## TASK
Find how many lines below hold "true", then state that number by itself.

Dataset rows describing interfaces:
----
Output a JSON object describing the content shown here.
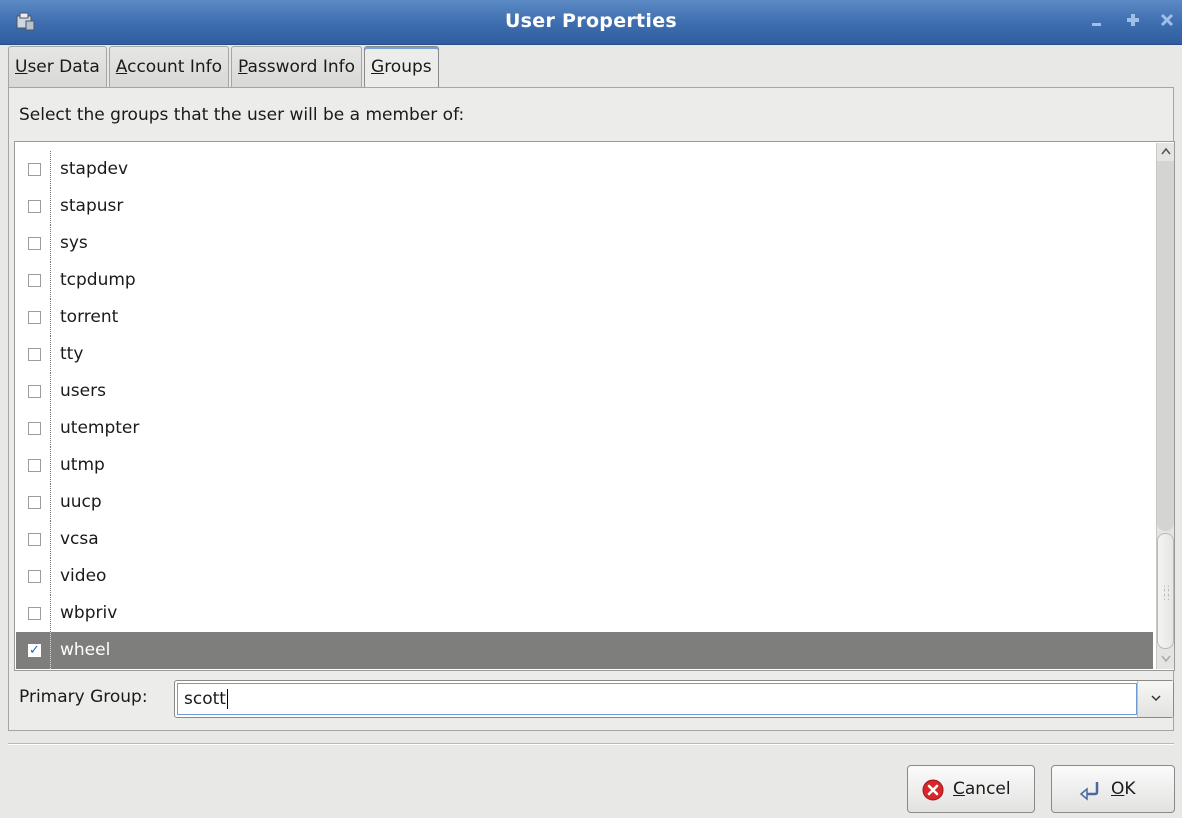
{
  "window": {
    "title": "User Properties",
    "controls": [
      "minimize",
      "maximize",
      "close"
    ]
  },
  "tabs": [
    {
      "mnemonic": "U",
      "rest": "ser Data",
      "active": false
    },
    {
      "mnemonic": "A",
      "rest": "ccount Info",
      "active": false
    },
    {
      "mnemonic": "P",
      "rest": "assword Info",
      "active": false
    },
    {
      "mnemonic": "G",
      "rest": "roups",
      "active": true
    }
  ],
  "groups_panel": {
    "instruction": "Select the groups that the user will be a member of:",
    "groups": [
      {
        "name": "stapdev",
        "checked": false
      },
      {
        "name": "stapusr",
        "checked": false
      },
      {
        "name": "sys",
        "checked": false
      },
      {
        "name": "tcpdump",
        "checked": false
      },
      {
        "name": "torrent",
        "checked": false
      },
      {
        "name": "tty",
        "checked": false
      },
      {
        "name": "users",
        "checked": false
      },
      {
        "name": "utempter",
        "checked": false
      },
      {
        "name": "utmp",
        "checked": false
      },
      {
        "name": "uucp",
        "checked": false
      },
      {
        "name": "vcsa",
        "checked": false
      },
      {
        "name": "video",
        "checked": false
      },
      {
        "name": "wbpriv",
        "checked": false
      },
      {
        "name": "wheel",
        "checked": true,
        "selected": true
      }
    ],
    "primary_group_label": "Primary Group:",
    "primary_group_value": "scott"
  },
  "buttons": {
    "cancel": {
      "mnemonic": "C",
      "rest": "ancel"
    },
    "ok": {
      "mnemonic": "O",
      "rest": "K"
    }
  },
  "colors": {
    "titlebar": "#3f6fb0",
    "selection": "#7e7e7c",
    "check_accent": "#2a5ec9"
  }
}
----
## EXERCISE RESPONSE
3